I got lucky to get a few days of break from work. Apart from writing some long-committed pieces, also got a chance to see a few movies. Some I have been wanting to see for quite a while now, others I saw on the insistence of family and friends. The following are not film reviews; I am just recording my impressions as I tend be quite forgetful.
I will start with Ekachai Uekrongtham's Pleasure Factory. This film, shot in Singapore's red light district Geylang, had made it to the Cannes recently. Though the reviews had not been encouraging, I wanted to see it any way. I was pleasantly surprised to see quite a few people in the theatre on a week day afternoon screeing, and the good thing was that, except for a few chuckles in the beginning, they behaved quite well. They kept quiet throughtout the screening. Not sure if they had fallen asleep but some even clapped when the film ended.
The film was shot digitally, that too at night, so it showed on the screen which was visually not pleasant. The camerawork is less than professional even though perhaps the attempt was to get a documentary feel to the product. There is hardly any story (the narrative is incoherent with a few storylines going from somewhere to no where). The actors, whatever little they were allowed to do, apart from taking their clothes off and shedding tears, have acquitted themselves honorably. Some scenes seem to have been spliced in as an after thought. Characters suddenly begin to speak to someone out of the frame in a mockumentary fashion. There are long streches of bared bodied gymnastics and silences and reveries (without thought bubbles), that is sometimes artistic but mostly boring. If the director had meant to tell the story of Geylang as a visual poem, then its poetry does not sing nor does it touch the soul of the viewer.
However, I liked the symbolism in the movie. Of beautiful fish trapped in an acquarium like the fair-skinned, tarted-up girls trapped in the flesh trade. Of vending machines symolizing the flesh market with humans as cans of flavoured drink ready to satisfy your thirst for a coin.
My disapointment stemmed not from the fact that it was "amateurish in design and look" or the story was "maladroitly assembled" but from the lack of any meat in the film. I had hoped that I would emerge from the theatre with some insights on the sex trade and what fuelled it. Perhaps the filmmaker had nothing to say on this in the first place.
During the break, my long time wish to see Kevin MacDonald's The Last King of Scotland was also fulfilled. This marvellous film, based on a novel, deservedly got Forest Whitaker (playing Uganda's dictator Idi Amin) the best actor Academy Award in 2006. The film keeps a taut focus on the relationship between a chamelion-like Amin and playboy doctor Nicholas Garrigan (played by the talented James McAvoy), without going deeper into the politics of mass killings and Amin's dictatorial regime. This film makes it to my all time favourites list.
I also watched Gautam Ghosh's Yatra.

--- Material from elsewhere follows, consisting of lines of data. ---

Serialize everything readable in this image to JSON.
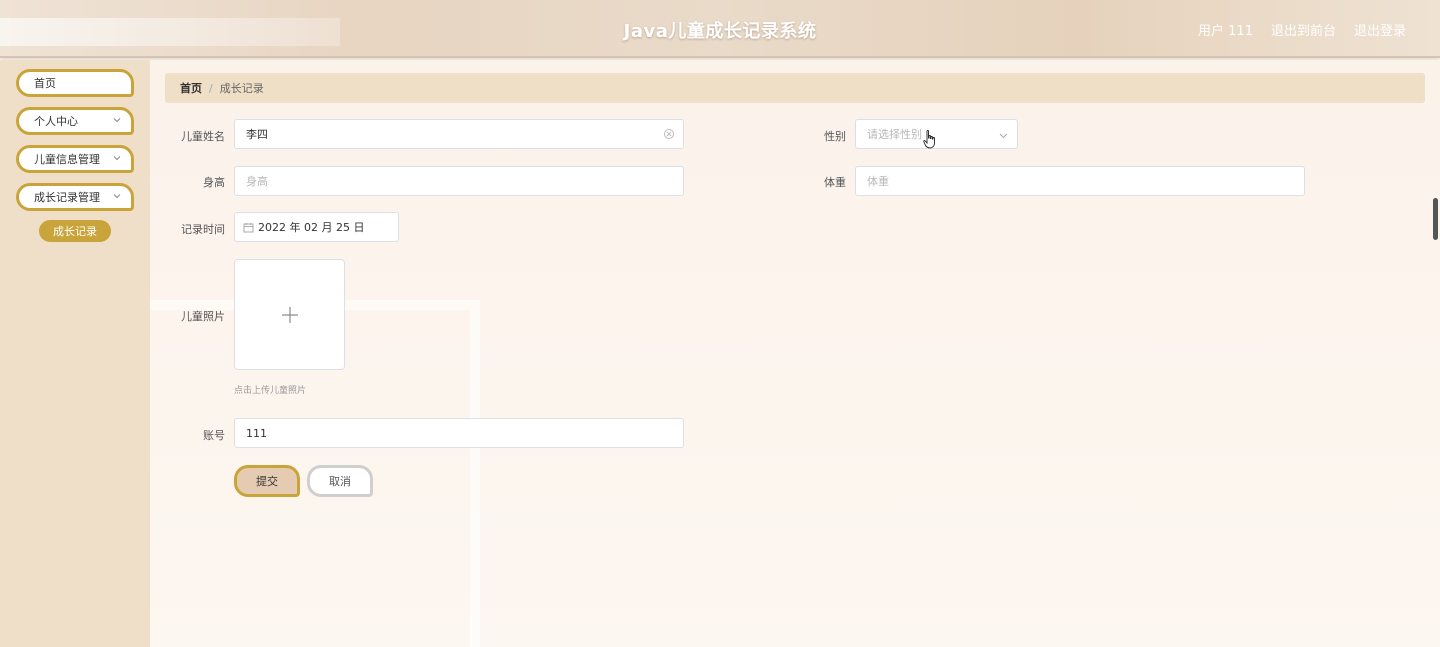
{
  "header": {
    "title": "Java儿童成长记录系统",
    "user": "用户 111",
    "front_link": "退出到前台",
    "logout": "退出登录"
  },
  "sidebar": {
    "items": [
      {
        "label": "首页",
        "has_chevron": false
      },
      {
        "label": "个人中心",
        "has_chevron": true
      },
      {
        "label": "儿童信息管理",
        "has_chevron": true
      },
      {
        "label": "成长记录管理",
        "has_chevron": true
      }
    ],
    "sub_item": "成长记录"
  },
  "breadcrumb": {
    "home": "首页",
    "separator": "/",
    "current": "成长记录"
  },
  "form": {
    "name_label": "儿童姓名",
    "name_value": "李四",
    "gender_label": "性别",
    "gender_placeholder": "请选择性别",
    "height_label": "身高",
    "height_placeholder": "身高",
    "weight_label": "体重",
    "weight_placeholder": "体重",
    "date_label": "记录时间",
    "date_value": "2022 年 02 月 25 日",
    "photo_label": "儿童照片",
    "photo_tip": "点击上传儿童照片",
    "account_label": "账号",
    "account_value": "111",
    "submit": "提交",
    "cancel": "取消"
  },
  "colors": {
    "accent": "#c9a43a",
    "sidebar_bg": "#f0dfc8",
    "breadcrumb_bg": "#efdfc7"
  }
}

I don't know if many are even aware of this film which highlihts the dichotomy between fact and fiction, between imagination and reality, between witing a story and turning it into cinema; at the same time, the film makes a great comment on the marginalisation of literature (and of moral values) in this age of commercially sponsored film and TV. Nana Patekar, playing the lead as an award-winning writer, has given a subdued yet impressive performance. The dialogues by Rashid Iqbal are amazingly witty or caustic in a literary way. If you are a writer, you should watch this film.
I also watched Farah Khan's Om Shanti Om on its second day of release. The theatre was packed and it seemed people lived every moment of the movie. Short of dancing in the aisles, people clapped and laughed with the antics of Shah Rukh Khan.
In one sentence, the film is a tribute to the Hindi film industry and celebrates whatever Bollywood means and stands for. Farah's film even cocks a snock at Hollywood through the villainous character of Mike (Arjun Rampal).
My wife loved the movie's madness and I was oaky with it. But the film reminded me of the movies of Mr Bachchan in the 1980s (and the hysteria they created among the masses), films that were especially created for him by his pet directors, showcasing his variegated talent in a larger than life way. After that Mr Bachchan's films began to flop. I hope SRK watches out and keeps making films like Chak De. For a detailed take on this film, read Deepika's post here.